### [TASK STATEMENT]
Filter the entries down to the lines containing "this", and copy those lines.

### [DATA SUPPLIED]
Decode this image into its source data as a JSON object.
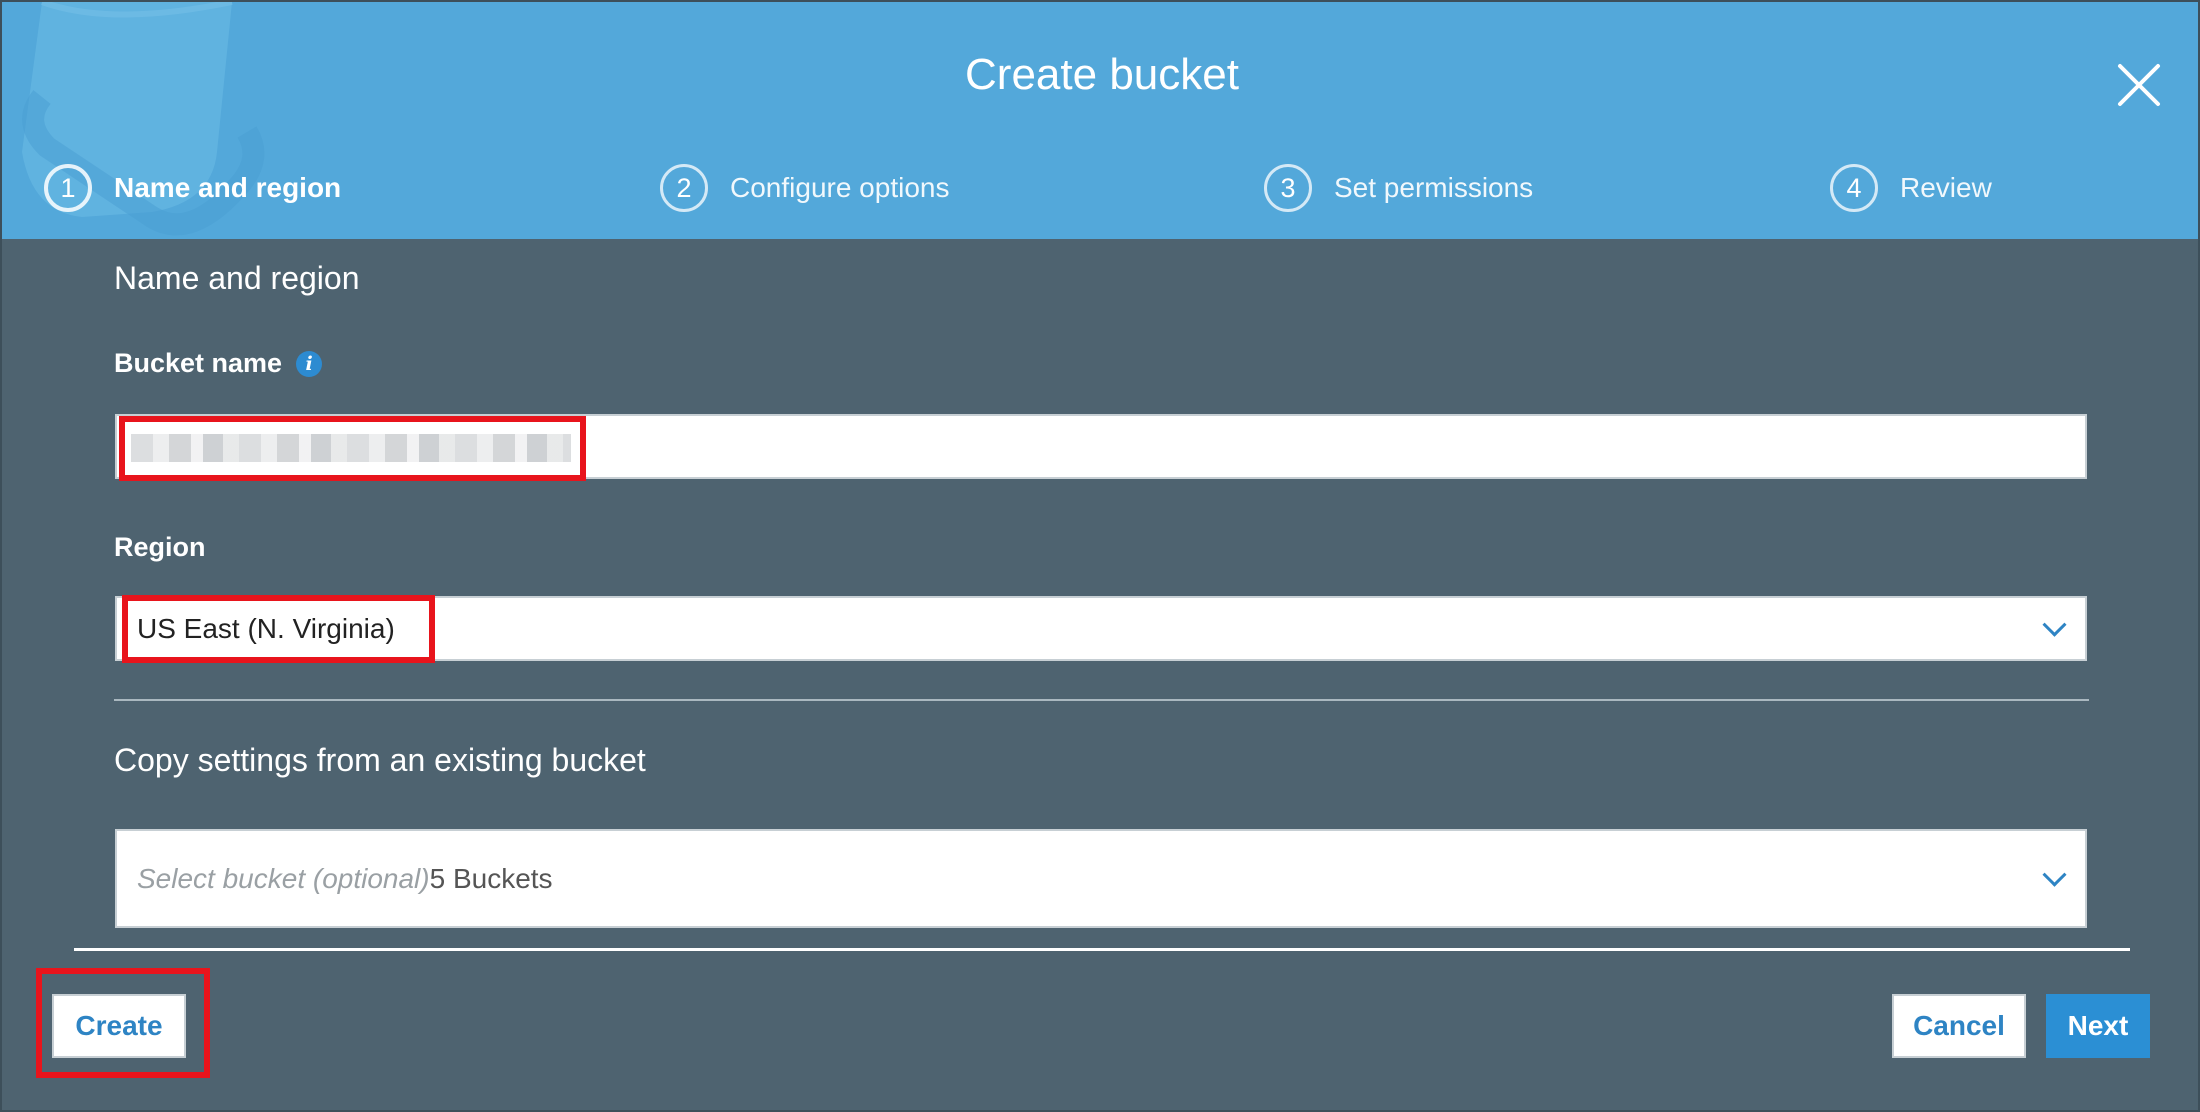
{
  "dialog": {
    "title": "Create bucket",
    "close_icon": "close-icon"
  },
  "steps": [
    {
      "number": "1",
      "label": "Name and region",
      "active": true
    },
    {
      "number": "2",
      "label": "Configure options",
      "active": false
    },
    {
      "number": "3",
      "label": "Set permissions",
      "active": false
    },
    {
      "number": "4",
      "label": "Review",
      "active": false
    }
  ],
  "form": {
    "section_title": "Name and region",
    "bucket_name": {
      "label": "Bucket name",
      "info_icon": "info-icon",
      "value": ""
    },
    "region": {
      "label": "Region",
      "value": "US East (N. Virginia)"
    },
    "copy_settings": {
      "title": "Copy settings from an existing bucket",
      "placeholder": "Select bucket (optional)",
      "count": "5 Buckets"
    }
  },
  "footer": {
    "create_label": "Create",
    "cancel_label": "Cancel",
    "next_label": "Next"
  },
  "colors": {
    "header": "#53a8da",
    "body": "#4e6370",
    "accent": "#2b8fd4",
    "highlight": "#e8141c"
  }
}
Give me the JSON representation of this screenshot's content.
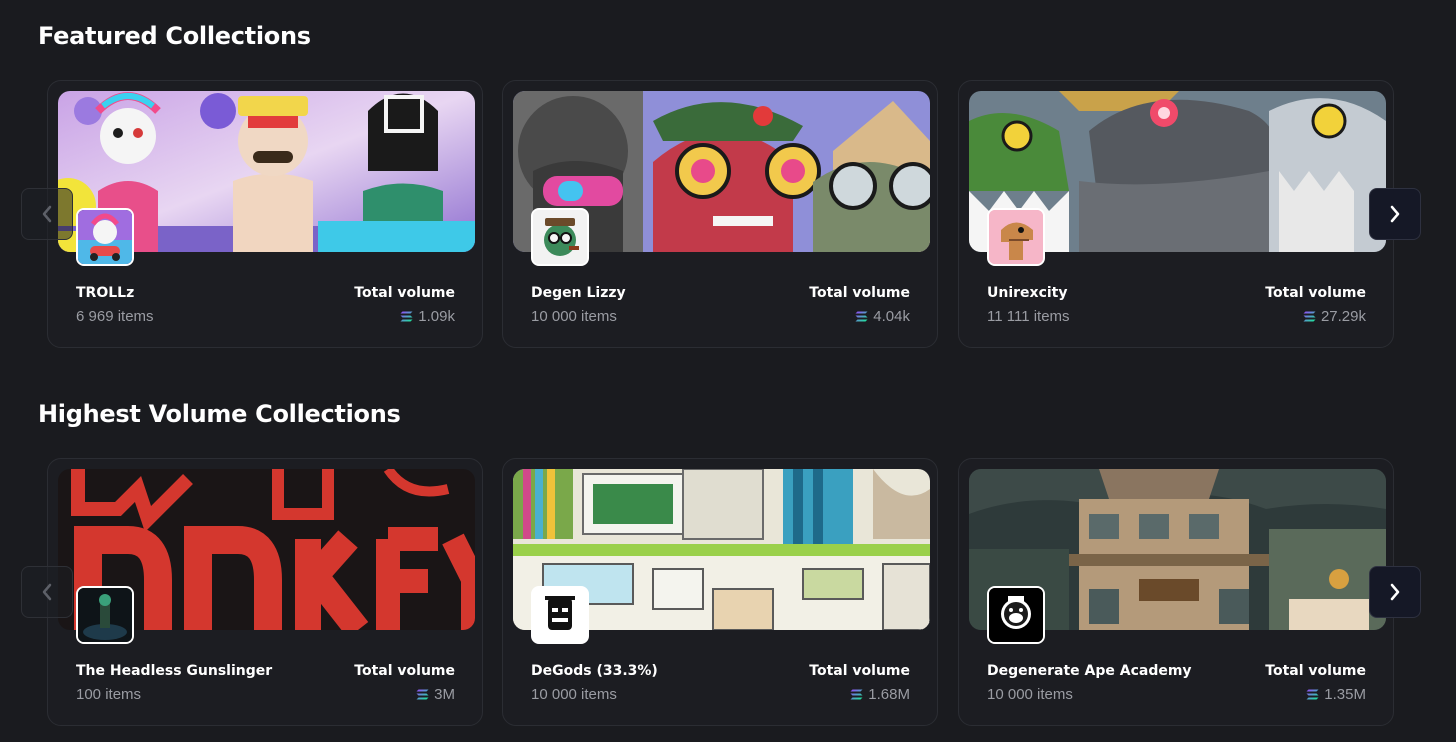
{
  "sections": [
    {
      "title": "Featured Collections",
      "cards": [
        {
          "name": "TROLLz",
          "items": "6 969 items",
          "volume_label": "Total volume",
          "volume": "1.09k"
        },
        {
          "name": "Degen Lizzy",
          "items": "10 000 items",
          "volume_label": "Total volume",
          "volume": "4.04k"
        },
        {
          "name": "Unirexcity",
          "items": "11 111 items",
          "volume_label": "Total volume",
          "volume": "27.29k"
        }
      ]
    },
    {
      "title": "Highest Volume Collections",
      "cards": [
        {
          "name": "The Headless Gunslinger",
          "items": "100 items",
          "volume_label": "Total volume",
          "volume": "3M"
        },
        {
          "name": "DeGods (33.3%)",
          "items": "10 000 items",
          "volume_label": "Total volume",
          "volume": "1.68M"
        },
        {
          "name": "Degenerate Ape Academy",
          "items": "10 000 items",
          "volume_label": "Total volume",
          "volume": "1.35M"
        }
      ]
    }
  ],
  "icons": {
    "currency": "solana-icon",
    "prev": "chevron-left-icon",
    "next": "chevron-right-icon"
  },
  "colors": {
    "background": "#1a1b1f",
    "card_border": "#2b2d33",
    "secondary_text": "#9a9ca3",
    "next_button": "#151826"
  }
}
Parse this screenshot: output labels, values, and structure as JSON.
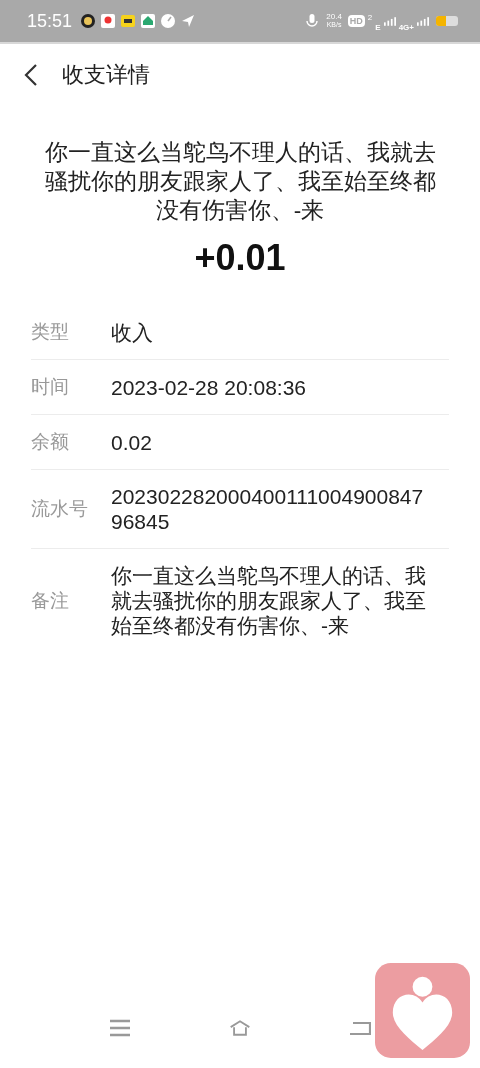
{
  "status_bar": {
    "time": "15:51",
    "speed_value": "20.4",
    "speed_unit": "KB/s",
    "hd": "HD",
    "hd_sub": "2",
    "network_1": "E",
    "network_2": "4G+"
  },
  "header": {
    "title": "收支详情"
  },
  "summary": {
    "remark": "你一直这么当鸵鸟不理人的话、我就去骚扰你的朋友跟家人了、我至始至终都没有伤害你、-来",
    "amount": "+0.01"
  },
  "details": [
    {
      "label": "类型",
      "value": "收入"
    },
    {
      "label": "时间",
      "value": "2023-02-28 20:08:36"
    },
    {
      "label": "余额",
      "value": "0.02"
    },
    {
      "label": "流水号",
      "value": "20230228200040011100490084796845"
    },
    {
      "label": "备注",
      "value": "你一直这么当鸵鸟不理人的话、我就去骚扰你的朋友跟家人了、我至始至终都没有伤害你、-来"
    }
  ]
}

### [THE COMPLETED TASK]
Decode this image into its source data as a JSON object.
Give me the JSON representation of this screenshot's content.
Parse this screenshot: output labels, values, and structure as JSON.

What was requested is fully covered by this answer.